Traverse City commissioners unanimously approved a payment-in-lieu-of-taxes (PILOT) agreement Monday to support Goodwill Northern Michigan’s plans to convert East Bay Flats – an affordable housing development on Munson Avenue – into 100 percent permanent supportive housing for individuals experiencing homelessness.
Goodwill closed on purchasing East Bay Flats – a former hotel converted into apartments – shortly before Monday’s commission meeting, executive director and CEO Dan Buron told commissioners. The development currently serves tenants earning 80 percent or below of the area median income (AMI), according to Interim City Manager Nate Geinzer. Goodwill’s goal is to dedicate 100 percent of units for permanent supportive housing, defined as individuals earning 60 percent or below of AMI who are homeless, have a disability, or are fleeing domestic violence.
According to a memo from Geinzer, 25 units will serve the community’s “chronically homeless population,” while another 29 units will serve mid-acuity individuals – which “essentially means non-chronic or those in a transitional/temporary homeless situation,” he wrote. Ten units will be dedicated for at-risk youth experiencing homelessness. Housing choice vouchers will be accepted and used to cover rent in many units. Buron explained that rental rates will be determined based on a percentage of a tenant’s income – if a tenant has no income, they don’t pay any rent out of pocket, he said.
A memo from Goodwill notes that it costs $15,000 in public services (hospital, police, and other services) on average to keep someone experiencing homelessness unhoused. East Bay Flats will keep nearly three dozen “community members off the street and housed,” saving almost $500,000 in public dollars annually, the organization estimated. Goodwill is purchasing the property from TCWFH LLC, the current majority voting owner of the property. The Traverse City Housing Commission is a silent partner in the project and wishes to remain so, according to the memo. Buron said Goodwill was concerned another buyer or developer would not have shared the organization’s commitment to keeping East Bay Flats affordable for the community. “We really saw this as an important project and a project that was mission-aligned for us,” Buron said.
A PILOT agreement allows developers to pay a percentage of rental income to the city in lieu of traditional taxes to offset costs associated with developing affordable or low-income housing and charging below-market rental rates. Traverse City recently adopted a new policy for approving PILOT agreements after a change in state law loosened restrictions on PILOTs, giving communities more flexibility to approve them.
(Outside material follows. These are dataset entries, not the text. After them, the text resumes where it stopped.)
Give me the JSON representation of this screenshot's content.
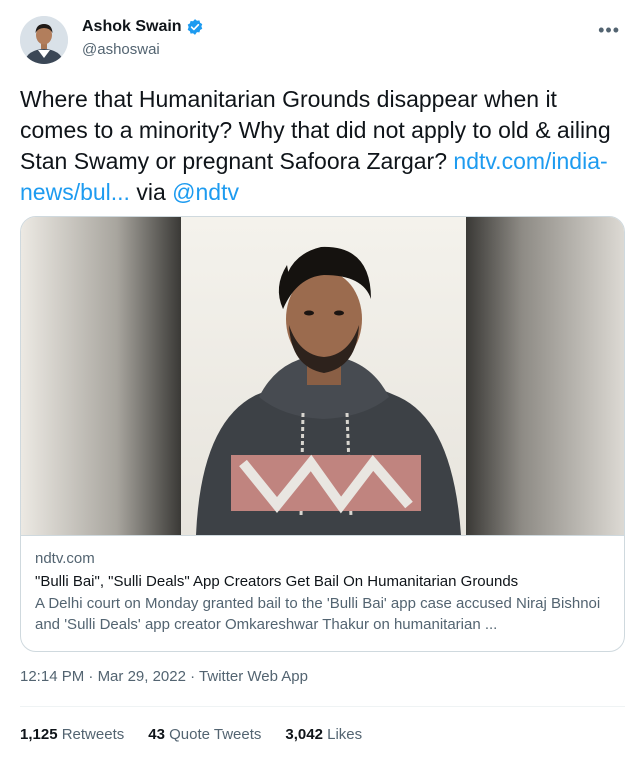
{
  "author": {
    "display_name": "Ashok Swain",
    "handle": "@ashoswai"
  },
  "tweet": {
    "text": "Where that Humanitarian Grounds disappear when it comes to a minority? Why that did not apply to old & ailing Stan Swamy or pregnant Safoora Zargar?",
    "link_text": "ndtv.com/india-news/bul...",
    "via_text": "via",
    "mention": "@ndtv"
  },
  "card": {
    "domain": "ndtv.com",
    "title": "\"Bulli Bai\", \"Sulli Deals\" App Creators Get Bail On Humanitarian Grounds",
    "description": "A Delhi court on Monday granted bail to the 'Bulli Bai' app case accused Niraj Bishnoi and 'Sulli Deals' app creator Omkareshwar Thakur on humanitarian ..."
  },
  "meta": {
    "time": "12:14 PM",
    "date": "Mar 29, 2022",
    "source": "Twitter Web App",
    "separator": "·"
  },
  "stats": {
    "retweets_count": "1,125",
    "retweets_label": "Retweets",
    "quotes_count": "43",
    "quotes_label": "Quote Tweets",
    "likes_count": "3,042",
    "likes_label": "Likes"
  },
  "colors": {
    "link": "#1d9bf0",
    "verified": "#1d9bf0",
    "secondary_text": "#536471"
  },
  "icons": {
    "verified": "verified-badge-icon",
    "more": "more-options-icon"
  }
}
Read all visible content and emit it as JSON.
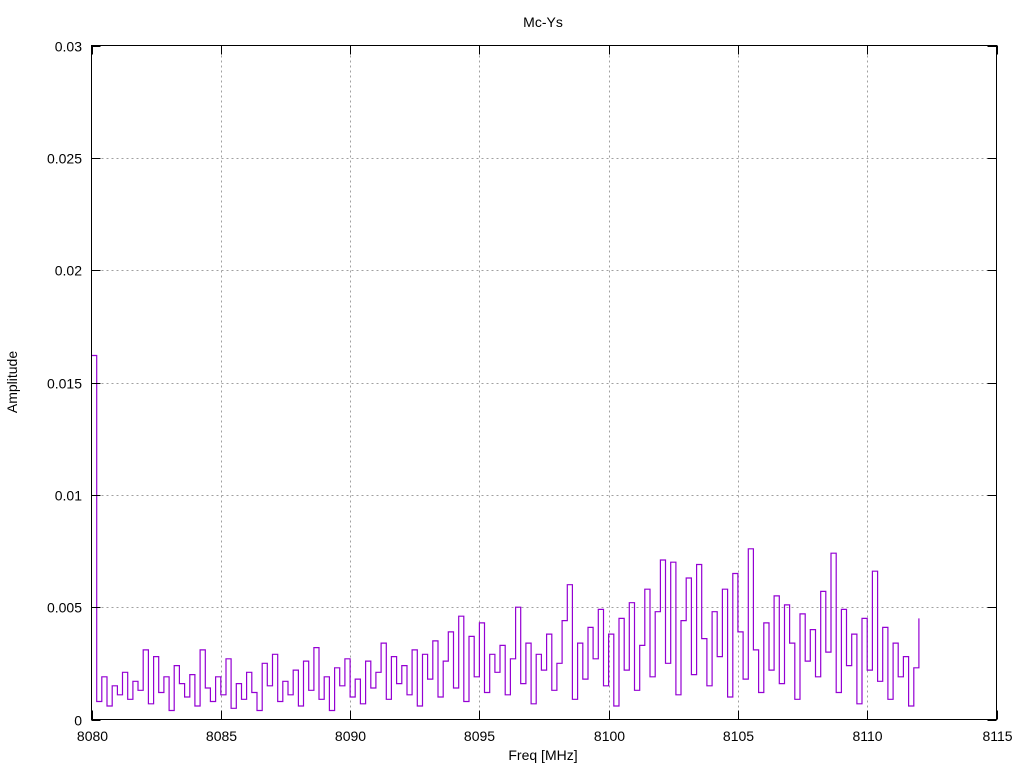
{
  "chart_data": {
    "type": "line",
    "title": "Mc-Ys",
    "xlabel": "Freq [MHz]",
    "ylabel": "Amplitude",
    "xlim": [
      8080,
      8115
    ],
    "ylim": [
      0,
      0.03
    ],
    "grid": true,
    "xticks": [
      "8080",
      "8085",
      "8090",
      "8095",
      "8100",
      "8105",
      "8110",
      "8115"
    ],
    "yticks": [
      "0",
      "0.005",
      "0.01",
      "0.015",
      "0.02",
      "0.025",
      "0.03"
    ],
    "xtick_values": [
      8080,
      8085,
      8090,
      8095,
      8100,
      8105,
      8110,
      8115
    ],
    "ytick_values": [
      0,
      0.005,
      0.01,
      0.015,
      0.02,
      0.025,
      0.03
    ],
    "series": [
      {
        "name": "Mc-Ys",
        "color": "#9400d3",
        "x_start": 8080,
        "x_step": 0.2,
        "values": [
          0.0162,
          0.0008,
          0.0019,
          0.0006,
          0.0015,
          0.0011,
          0.0021,
          0.0009,
          0.0017,
          0.0013,
          0.0031,
          0.0007,
          0.0028,
          0.0012,
          0.0019,
          0.0004,
          0.0024,
          0.0016,
          0.001,
          0.002,
          0.0006,
          0.0031,
          0.0014,
          0.0008,
          0.0019,
          0.0011,
          0.0027,
          0.0005,
          0.0016,
          0.0009,
          0.0021,
          0.0012,
          0.0004,
          0.0025,
          0.0015,
          0.0029,
          0.0008,
          0.0017,
          0.0011,
          0.0022,
          0.0006,
          0.0026,
          0.0013,
          0.0032,
          0.0009,
          0.0019,
          0.0004,
          0.0023,
          0.0015,
          0.0027,
          0.001,
          0.0018,
          0.0007,
          0.0026,
          0.0014,
          0.0021,
          0.0034,
          0.0009,
          0.0028,
          0.0016,
          0.0024,
          0.0011,
          0.0031,
          0.0006,
          0.0029,
          0.0018,
          0.0035,
          0.001,
          0.0026,
          0.0039,
          0.0014,
          0.0046,
          0.0008,
          0.0037,
          0.0019,
          0.0043,
          0.0012,
          0.0029,
          0.0021,
          0.0033,
          0.0011,
          0.0027,
          0.005,
          0.0016,
          0.0034,
          0.0007,
          0.0029,
          0.0022,
          0.0038,
          0.0013,
          0.0025,
          0.0044,
          0.006,
          0.0009,
          0.0034,
          0.0018,
          0.0041,
          0.0027,
          0.0049,
          0.0015,
          0.0038,
          0.0006,
          0.0045,
          0.0022,
          0.0052,
          0.0013,
          0.0033,
          0.0058,
          0.0019,
          0.0048,
          0.0071,
          0.0025,
          0.007,
          0.0011,
          0.0044,
          0.0063,
          0.002,
          0.0069,
          0.0036,
          0.0015,
          0.0048,
          0.0028,
          0.0058,
          0.001,
          0.0065,
          0.0039,
          0.0018,
          0.0076,
          0.0031,
          0.0012,
          0.0043,
          0.0022,
          0.0055,
          0.0016,
          0.0051,
          0.0034,
          0.0009,
          0.0047,
          0.0026,
          0.004,
          0.0019,
          0.0057,
          0.003,
          0.0074,
          0.0012,
          0.0049,
          0.0024,
          0.0038,
          0.0007,
          0.0045,
          0.0022,
          0.0066,
          0.0017,
          0.0041,
          0.0009,
          0.0034,
          0.0019,
          0.0028,
          0.0006,
          0.0023,
          0.0045
        ]
      }
    ]
  }
}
A 10 percent PILOT is already in place at East Bay Flats, but Goodwill asked for a lower PILOT – four percent, to remain in place for at least 15 years – to be able to accommodate tenants with lower incomes and have a more competitive application when seeking low income housing tax credits (LIHTC) from the state of Michigan.
Goodwill Director of Housing & Homeless Services Nora Dunlop said in a memo that no current tenants of East Bay Flats will be asked to leave, with all leases honored. “As units become available, people experiencing homelessness with a rental subsidy, such as an active housing choice voucher or Rapid ReHousing placement, would be housed at the property,” she wrote. “Due to the payment limits inherent with these subsidies and thus the reduction in rental income, a lower PILOT rate would make the sustainability of ending people’s homelessness experience more viable.” Buron reiterated Monday that no existing tenants of East Bay Flats will be displaced. “No one is going to be without any housing,” he said.
Assuming Goodwill is successful in its LIHTC application, the organization can begin making upgrades to East Bay Flats in late 2024 or early 2025, according to Geinzer’s memo. An estimated six months of renovations will include exterior improvements, new HVAC units, new windows, energy efficiency upgrades, security cameras, an improved point of entry, the conversation of several units to ADA-accessible apartments, and the addition of community meeting space for tenants to receive support services from Goodwill and other partner organizations.
Ashley Halladay-Schmandt, director of the Northwest Michigan Coalition to End Homelessness, told commissioners her organization has developed an “ambitious” five-year plan to end chronic homelessness, defined as individuals who are homeless for a year or longer and have a diagnosed disability. That would require getting approximately 75 individuals into permanent supportive housing by 2028. Halladay-Schmandt praised Goodwill for its plans at East Bay Flats, saying the project would represent “significant” progress toward meeting the five-year goal.Comment